[Collected data]
%%

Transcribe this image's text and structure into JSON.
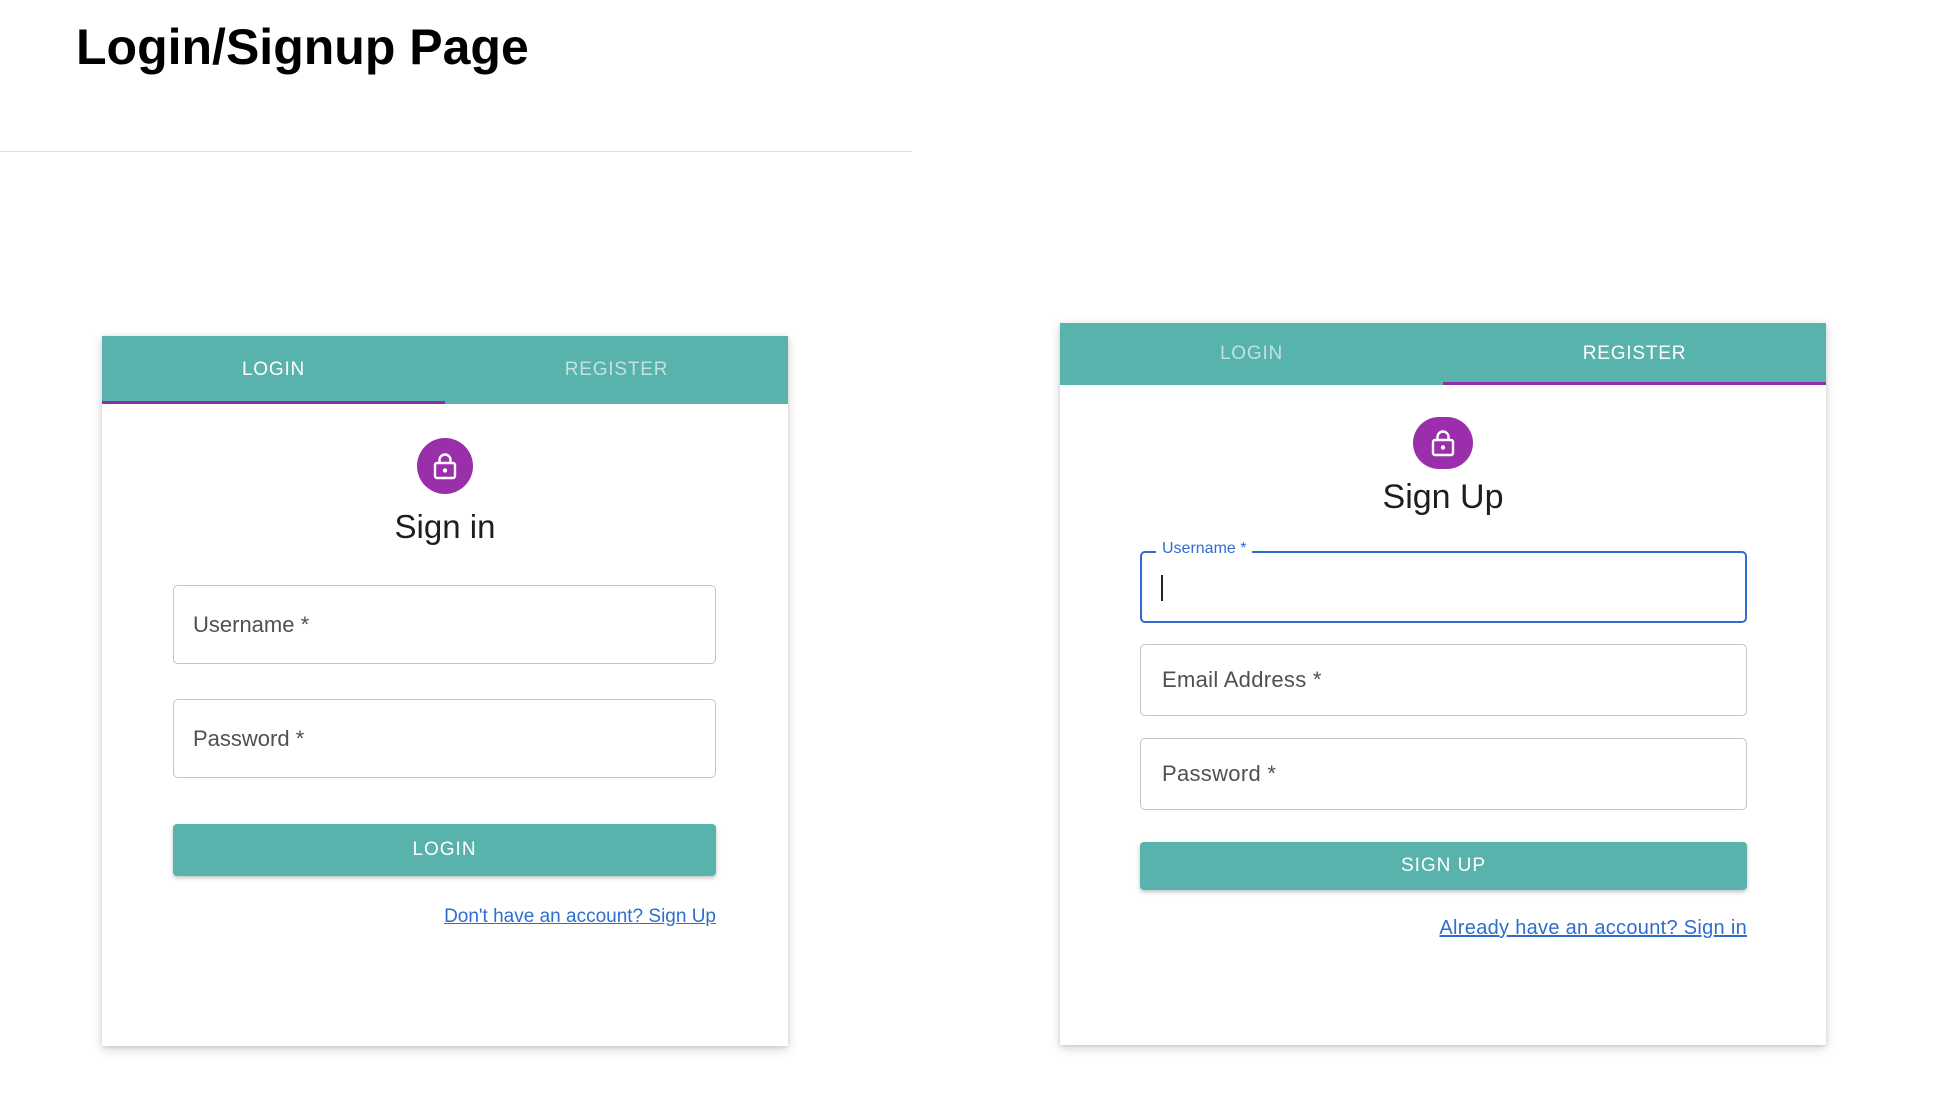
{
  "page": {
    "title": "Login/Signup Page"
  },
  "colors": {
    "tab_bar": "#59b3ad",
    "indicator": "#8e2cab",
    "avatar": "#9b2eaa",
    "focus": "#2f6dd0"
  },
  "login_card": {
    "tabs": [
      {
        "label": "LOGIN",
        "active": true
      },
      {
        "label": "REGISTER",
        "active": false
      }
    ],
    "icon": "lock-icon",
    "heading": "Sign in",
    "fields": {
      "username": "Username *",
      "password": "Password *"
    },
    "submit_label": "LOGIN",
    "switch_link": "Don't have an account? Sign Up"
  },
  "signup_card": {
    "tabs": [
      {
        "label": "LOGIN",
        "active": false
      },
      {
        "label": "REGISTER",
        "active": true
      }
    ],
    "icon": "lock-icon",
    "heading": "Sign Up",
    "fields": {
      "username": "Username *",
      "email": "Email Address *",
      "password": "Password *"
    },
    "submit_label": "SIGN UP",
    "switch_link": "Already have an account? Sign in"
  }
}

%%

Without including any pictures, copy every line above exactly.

Transcribe this image's text and structure into JSON.
{
  "page": {
    "title": "Login/Signup Page"
  },
  "colors": {
    "tab_bar": "#59b3ad",
    "indicator": "#8e2cab",
    "avatar": "#9b2eaa",
    "focus": "#2f6dd0"
  },
  "login_card": {
    "tabs": [
      {
        "label": "LOGIN",
        "active": true
      },
      {
        "label": "REGISTER",
        "active": false
      }
    ],
    "icon": "lock-icon",
    "heading": "Sign in",
    "fields": {
      "username": "Username *",
      "password": "Password *"
    },
    "submit_label": "LOGIN",
    "switch_link": "Don't have an account? Sign Up"
  },
  "signup_card": {
    "tabs": [
      {
        "label": "LOGIN",
        "active": false
      },
      {
        "label": "REGISTER",
        "active": true
      }
    ],
    "icon": "lock-icon",
    "heading": "Sign Up",
    "fields": {
      "username": "Username *",
      "email": "Email Address *",
      "password": "Password *"
    },
    "submit_label": "SIGN UP",
    "switch_link": "Already have an account? Sign in"
  }
}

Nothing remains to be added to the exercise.